True to my midwestern roots and current experience, I am often preoccupied with the weather. I'm not sure if this fixation holds true in other parts of the country or not, but here in the upper midwest weather seems always to be a subject of interest. Perhaps this orientation stems back to the agricultural roots of the region, or perhaps there is little else to think or talk about, but for me my natural surroundings ground me spiritually and emotionally.
I awakened this morning in the predawn darkness of my "day off." After letting our dog Gizmo out for his morning visit to the trees I showered and dressed and then went into one of our boys' bedrooms to wake up our ten-year-old. This is always a tempestuous encounter because Tony is not exactly a morning person. Sitting on the edge of his bed I jostled his curly blond hair and said, "Tony, God has given us a beautiful morning. Look at the sunrise." Through the window I could see the red- and yellow-streaked sky cracking through the morning murkiness. In response to my invitation to awaken, Tony responded, "Dad, let me finish my crossword first." My response must have been muttered surprise, because he followed up with indignance, "In my dream. The crossword is in my dream."
I smiled to myself at the innocence of childhood. I can't remember the last time one of my dreams was contenting or interesting enough to want to continue with it a little longer. Within a few seconds and with my persistent annoyance Tony finally arose a few minutes later. I coached him through his morning crabbiness to get dressed, brush his teeth and comb his hair. Three of his brothers were soon ready, so by 7:20 we were in the car on the way to school. In the 2-minute drive to school (usually we don't give them a ride, but this morning I was on my way to office to do some reading and decided to drop them off at school on my way) I revelled in the morning's autumnal beauty and reminded the boys that this would be a record-setting temperature day (forecast is for 70+ degrees in southwestern Minnesota in November ... really unusual), followed by much colder weather.

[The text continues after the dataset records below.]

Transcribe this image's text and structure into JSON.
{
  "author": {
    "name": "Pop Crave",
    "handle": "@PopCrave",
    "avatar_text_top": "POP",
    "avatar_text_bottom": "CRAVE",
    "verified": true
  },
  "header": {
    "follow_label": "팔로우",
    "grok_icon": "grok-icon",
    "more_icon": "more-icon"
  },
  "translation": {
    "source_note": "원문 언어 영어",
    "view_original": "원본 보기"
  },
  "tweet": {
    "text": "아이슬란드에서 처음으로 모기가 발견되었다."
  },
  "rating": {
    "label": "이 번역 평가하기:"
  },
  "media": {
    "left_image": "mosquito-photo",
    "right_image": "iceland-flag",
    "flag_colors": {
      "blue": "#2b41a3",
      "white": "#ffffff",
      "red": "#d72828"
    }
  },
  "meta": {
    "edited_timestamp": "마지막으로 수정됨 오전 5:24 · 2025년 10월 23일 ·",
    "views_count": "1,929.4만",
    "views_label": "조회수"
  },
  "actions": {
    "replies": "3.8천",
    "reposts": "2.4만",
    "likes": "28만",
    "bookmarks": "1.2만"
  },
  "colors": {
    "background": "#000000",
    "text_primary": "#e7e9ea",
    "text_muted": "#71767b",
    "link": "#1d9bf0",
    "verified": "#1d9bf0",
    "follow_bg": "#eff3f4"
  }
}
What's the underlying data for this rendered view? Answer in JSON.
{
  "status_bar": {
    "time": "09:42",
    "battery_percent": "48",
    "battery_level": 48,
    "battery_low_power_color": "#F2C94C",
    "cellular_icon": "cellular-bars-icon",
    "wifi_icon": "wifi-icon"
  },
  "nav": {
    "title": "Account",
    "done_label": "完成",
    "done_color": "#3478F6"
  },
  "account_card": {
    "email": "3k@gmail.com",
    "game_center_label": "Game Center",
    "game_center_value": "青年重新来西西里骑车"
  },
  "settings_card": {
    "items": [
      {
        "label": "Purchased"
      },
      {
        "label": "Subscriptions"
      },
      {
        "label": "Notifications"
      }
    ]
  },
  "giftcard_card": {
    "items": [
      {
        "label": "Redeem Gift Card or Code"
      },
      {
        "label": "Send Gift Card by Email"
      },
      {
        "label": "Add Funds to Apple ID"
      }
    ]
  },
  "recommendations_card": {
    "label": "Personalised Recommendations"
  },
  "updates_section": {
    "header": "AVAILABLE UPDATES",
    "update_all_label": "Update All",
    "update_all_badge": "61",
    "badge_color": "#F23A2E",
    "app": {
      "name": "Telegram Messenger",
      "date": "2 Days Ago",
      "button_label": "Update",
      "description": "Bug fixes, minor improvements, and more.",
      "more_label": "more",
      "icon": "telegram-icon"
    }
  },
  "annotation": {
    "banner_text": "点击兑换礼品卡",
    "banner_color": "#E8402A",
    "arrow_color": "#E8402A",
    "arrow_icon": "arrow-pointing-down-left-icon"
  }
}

Our eleven-year-old son (most recent addition to our family and born in Guatemala) said, "Why dad? Why colder?" I explained how this would be the last gasp of autumn and that winter is just around the corner. Once again I reflected on the joy of childhood. When the first question of the morning is why does it get colder in November in Minnesota, you know the day isn't going to be so bad.
I am reminded this morning that as a father of a family continuously growing older, these days of childhood innocence are fleeting. These years, like today's last gasp of autumn, will soon be the substance of remembrance, so for today, for even this one twenty-four hour period of time, I think I'm going to enjoy it while I have it.